Solo travellers are way more likely to be ‘taken for a ride’ at the airport by unscrupulous taxi drivers, so do your research before you arrive. Make sure you get a cab from the airport/station taxi rank – if you’re not sure where to go, just head to the information desk for help. Touts tend to hang out in the arrivals area and promise cheaper rates, but can often be dodgy. When you get to the cab rank, ask the driver to use the meter or request a cost estimate before you hop in the car – if it’s way higher than it should be, pick another vehicle. A lot of airports have train stations attached as well, so consider public transport if you want to save a dollar or two.
It’s one of the advantages of travelling solo on a group tour: safety in numbers. The big, 50-person bus groups stand out on the road, but a small Intrepid group of eight or nine people, with a local leader showing the way – including areas to avoid and getting around safely – won’t draw much attention. Plus, it’s a great way to see parts of the world you may feel uncomfortable exploring on your own. If you want to do things on your own, consider a day tour to familiarise yourself with a city and get to know the local way of life.

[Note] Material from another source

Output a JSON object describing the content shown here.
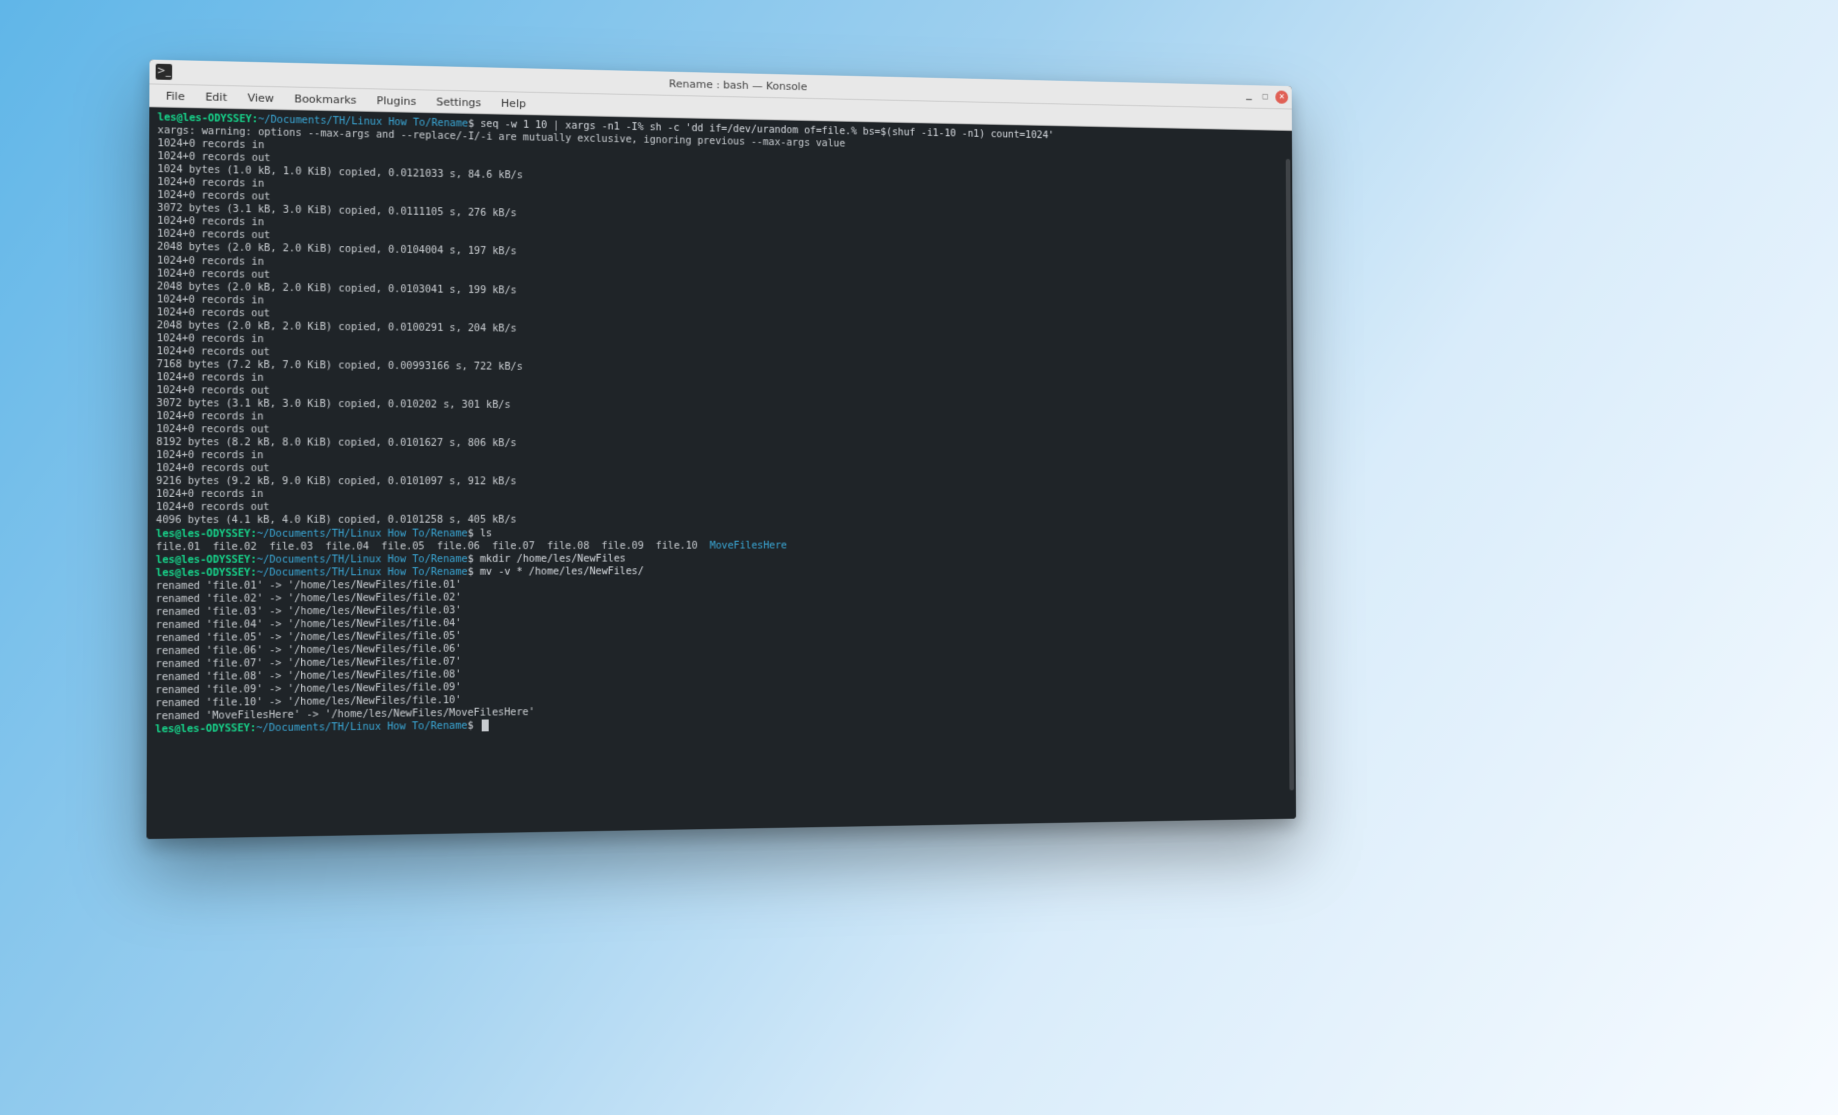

Solo travel is all about confidence. If you’re relaxed and self-assured on the street, you’re more likely to blend in. When you meet new people, don’t assume they’re all out to get you, but be sensible too and trust your gut. If it feels wrong, it probably is. Remember: the popular tourist areas are often the most well-lit and secure, but they’re often a juicier target for pickpockets and scammers. Just use your common sense; half of travel safety is simply being aware of your surroundings.